Here are some things you may do to prepare for the end of the forbearance period:

Please contact your student loan servicer.

Millions of consumers had their loan amounts transferred to a new servicer during the forbearance period. Contact your loan servicer for further information on your payment due date, remaining loan balance, monthly payment amount, and current interest rate.

Re-register for automatic payments

Borrowers who have been moved to a new servicer must re-enroll in autopay before their forbearance period ends to avoid missing their first payment. The Federal Student Aid (FSA) website has instructions for setting up automatic payments with your loan servicer.

Sign up for a repayment plan based on your income (IDR)

Through an IDR plan, federal student loan debtors may be able to keep their monthly payments between 10% and 20% of their discretionary income. The remaining balance of your student loan debt will get cancellation after 20 or 25 years of payments.

Request another federal deferral

Depending on eligibility, the Education Department provides multiple federal student loan deferral programs that allow student loan payment pause for up to 36 months. However, interest may accrue while the loan is under process for deferment which will increase the overall cost of borrowing.

Consider refinancing your student loans

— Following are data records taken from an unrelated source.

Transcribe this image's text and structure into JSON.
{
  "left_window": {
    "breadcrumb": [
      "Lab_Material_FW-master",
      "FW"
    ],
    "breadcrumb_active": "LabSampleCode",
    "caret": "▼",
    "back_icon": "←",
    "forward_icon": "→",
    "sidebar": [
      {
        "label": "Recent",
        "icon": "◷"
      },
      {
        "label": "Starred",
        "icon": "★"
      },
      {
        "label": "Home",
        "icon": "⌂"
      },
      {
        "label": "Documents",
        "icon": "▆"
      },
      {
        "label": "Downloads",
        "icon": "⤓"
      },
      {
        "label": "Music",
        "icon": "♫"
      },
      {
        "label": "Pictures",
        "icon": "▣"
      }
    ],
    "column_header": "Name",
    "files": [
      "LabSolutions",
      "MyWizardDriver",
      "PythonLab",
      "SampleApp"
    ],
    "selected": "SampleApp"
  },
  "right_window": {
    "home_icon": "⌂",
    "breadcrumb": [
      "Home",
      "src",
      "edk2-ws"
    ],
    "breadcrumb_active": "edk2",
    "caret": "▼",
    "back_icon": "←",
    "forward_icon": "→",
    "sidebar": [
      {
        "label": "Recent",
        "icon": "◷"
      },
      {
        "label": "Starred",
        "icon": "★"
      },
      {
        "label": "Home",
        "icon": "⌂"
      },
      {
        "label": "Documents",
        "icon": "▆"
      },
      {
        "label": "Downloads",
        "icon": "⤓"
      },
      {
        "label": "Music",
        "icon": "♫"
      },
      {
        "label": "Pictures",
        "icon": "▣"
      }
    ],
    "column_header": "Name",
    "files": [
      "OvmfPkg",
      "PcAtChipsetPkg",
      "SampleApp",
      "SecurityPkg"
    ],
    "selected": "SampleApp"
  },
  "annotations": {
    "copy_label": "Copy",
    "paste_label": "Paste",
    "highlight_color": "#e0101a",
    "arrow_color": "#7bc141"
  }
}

Refinancing to a lower-interest private loan can help you reduce your monthly payments, get out of debt faster, and even save money over time. According to Credible research, well-qualified debtors who refinanced to a longer-term student loan saved over $250 per month on average.

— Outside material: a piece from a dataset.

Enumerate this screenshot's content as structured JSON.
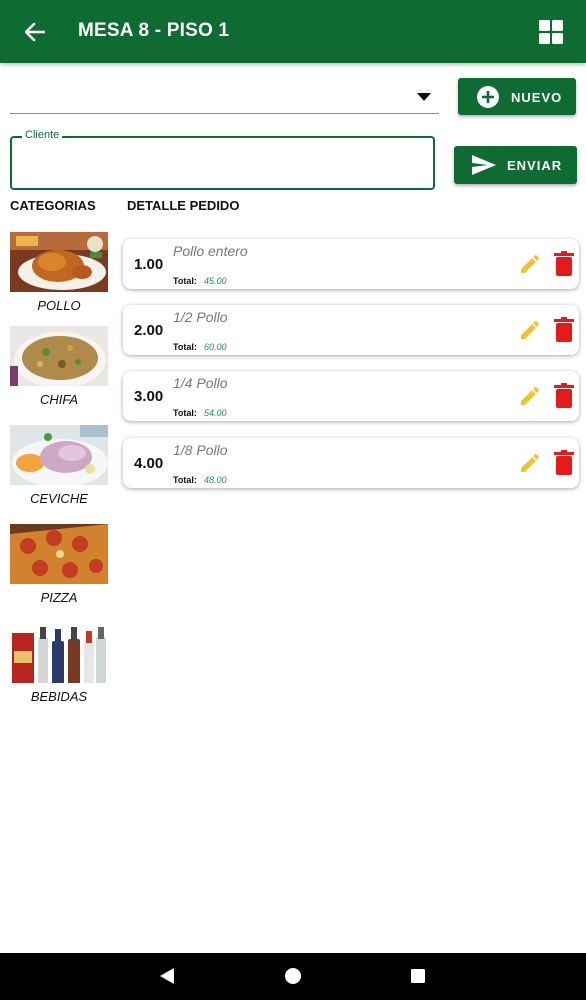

What the public thinks about extending the student loan repayment moratorium?

student loan pause extension

Overall, 53 percent of people, including 72 percent of Democrats and 51 percent of independents, approve deferring federal student loan payments until the end of August. Another 35% oppose the proposal, with roughly 3 in 5 Republicans on board.

Nearly three out of every five voters under the age of 45, as well as 52 percent of those aged 65 and older, support the moratorium.

The question is most controversial among voters in the age range of 45 to 64, with 46 percent supporting it and 42 percent opposing it.

Seven out of ten voters who say they have at least some student loan debt support Biden’s decision to student loan pause extension freeze through August, but they aren’t alone: 48% of respondents who say they owe no money for college also support the freeze.

What caused the student loan pause extension?

There’s no indication of what caused the most recent halt in federal student loan installments. However, growing prices, the crisis in Ukraine, and giving the government more time to fine-tune its student loan system after many modifications with servicers are all potential factors.

Members of Congress are pressuring President Obama to utilize his executive authority to eliminate student loan debt. However, Mr. Biden has so far rejected such requests, focusing instead on giving debtors tailored assistance through existing federal student loan forgiveness programs.

Conclusion

Mr. Biden and Vice President Kamala Harris announce the latest student loan pause extension. And they invite all borrowers to do their bit to get ready for federal student loan payments to resume. With income-driven repayment programs, you may decrease your payments. Look at student loan relief options. Also, be certain that your student loan servicer can locate you. Servicing is undergoing significant changes. Over the last few months, the government has been transferring borrowers to new organizations. Make sure your existing servicer has your latest contact information, including your email address, postal address, and phone number.